WORK INSTRUCTION - Wherever a line of the data contains "PIMS", copy that line.

Interface dataset entries:
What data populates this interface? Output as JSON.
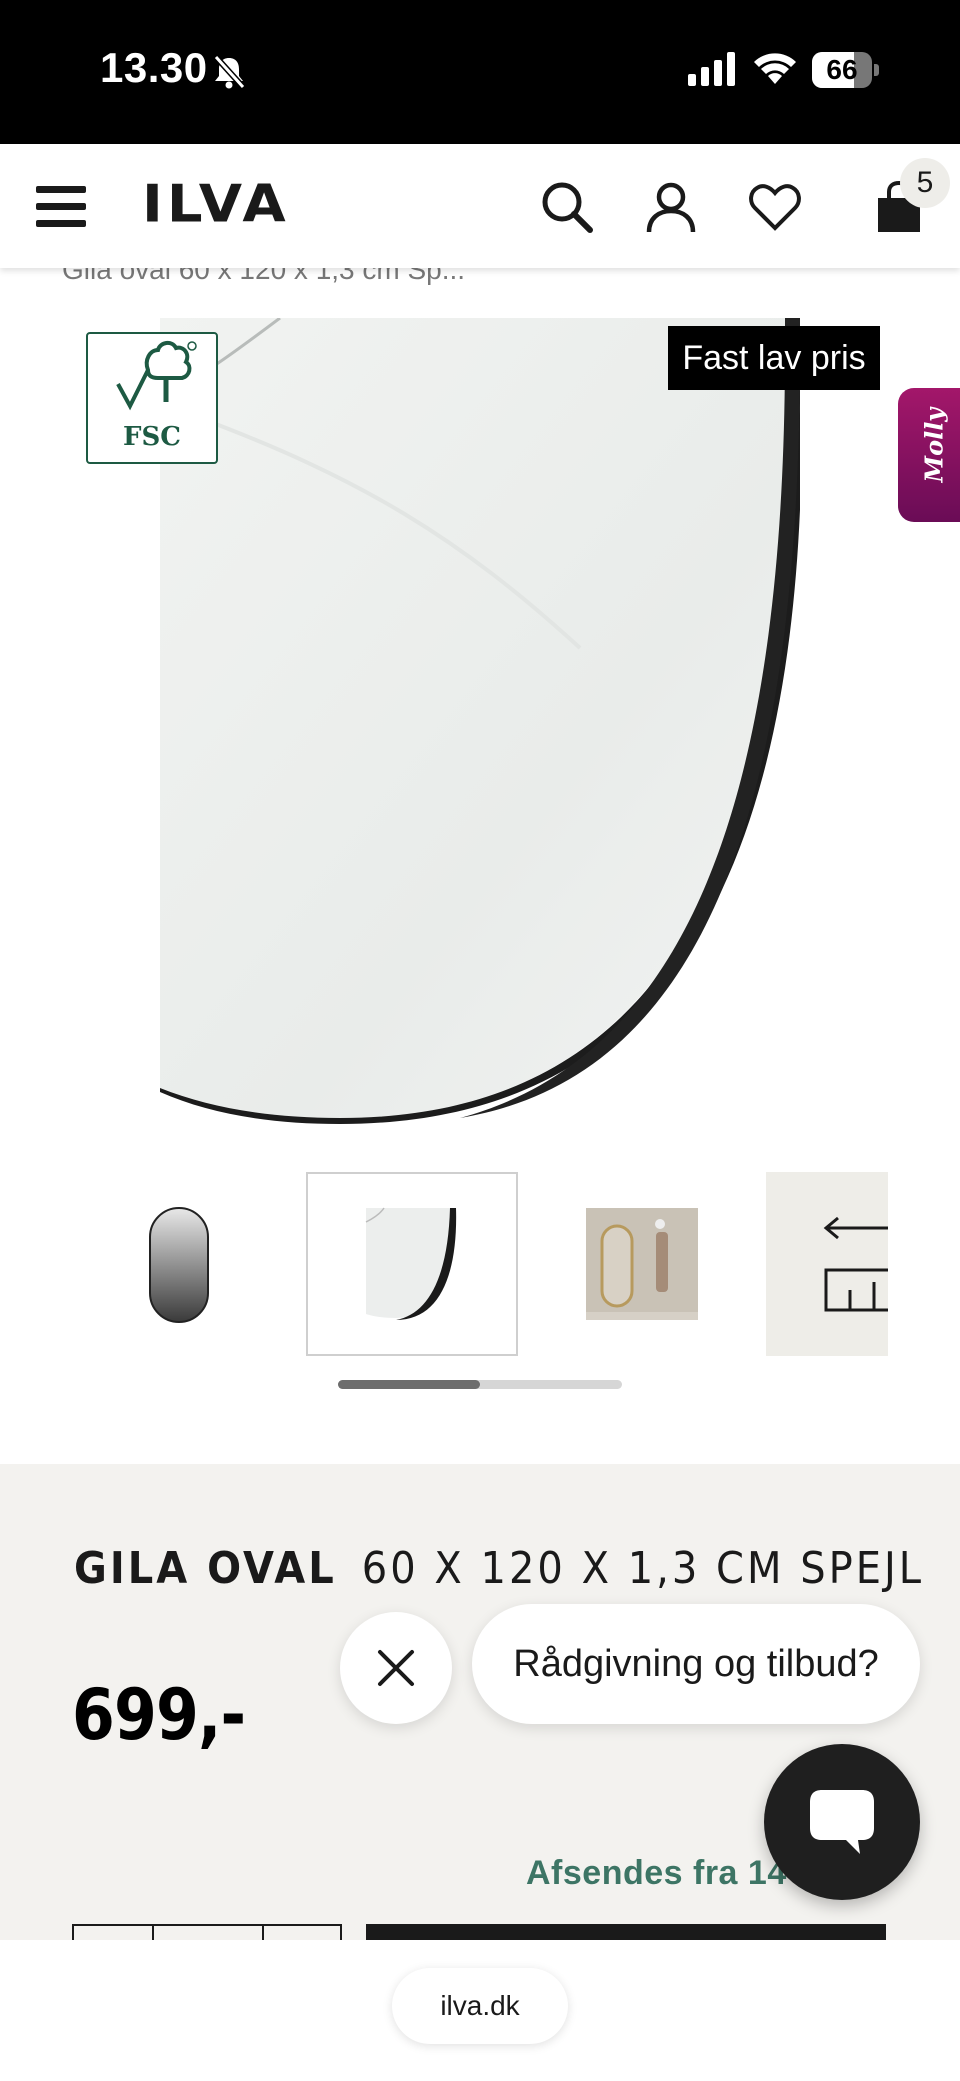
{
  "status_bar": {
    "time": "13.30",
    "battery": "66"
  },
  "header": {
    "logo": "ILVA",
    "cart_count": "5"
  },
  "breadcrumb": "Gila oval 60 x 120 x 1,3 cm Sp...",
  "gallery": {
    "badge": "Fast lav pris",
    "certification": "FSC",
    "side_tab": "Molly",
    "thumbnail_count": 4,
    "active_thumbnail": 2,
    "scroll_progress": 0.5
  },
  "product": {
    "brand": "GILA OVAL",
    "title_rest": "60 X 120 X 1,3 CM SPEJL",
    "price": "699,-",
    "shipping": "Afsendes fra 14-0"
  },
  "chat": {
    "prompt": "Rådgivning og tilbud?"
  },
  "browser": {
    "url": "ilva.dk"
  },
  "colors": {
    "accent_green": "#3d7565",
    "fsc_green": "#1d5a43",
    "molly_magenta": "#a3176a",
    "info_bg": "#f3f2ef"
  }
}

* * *

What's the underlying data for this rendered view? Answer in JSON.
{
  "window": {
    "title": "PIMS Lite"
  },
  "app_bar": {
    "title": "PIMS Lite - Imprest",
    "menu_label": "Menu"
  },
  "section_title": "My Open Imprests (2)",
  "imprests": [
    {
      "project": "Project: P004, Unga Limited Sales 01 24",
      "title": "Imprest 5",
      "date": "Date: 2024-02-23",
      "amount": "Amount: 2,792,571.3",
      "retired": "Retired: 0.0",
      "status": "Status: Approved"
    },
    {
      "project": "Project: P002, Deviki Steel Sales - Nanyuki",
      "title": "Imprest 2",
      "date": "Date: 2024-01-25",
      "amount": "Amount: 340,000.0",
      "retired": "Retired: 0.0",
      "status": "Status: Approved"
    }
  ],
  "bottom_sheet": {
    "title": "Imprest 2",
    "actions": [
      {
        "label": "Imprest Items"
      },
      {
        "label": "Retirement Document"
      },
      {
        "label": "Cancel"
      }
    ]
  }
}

OUTPUT OF THE TASK -
    "title": "PIMS Lite"
    "title": "PIMS Lite - Imprest",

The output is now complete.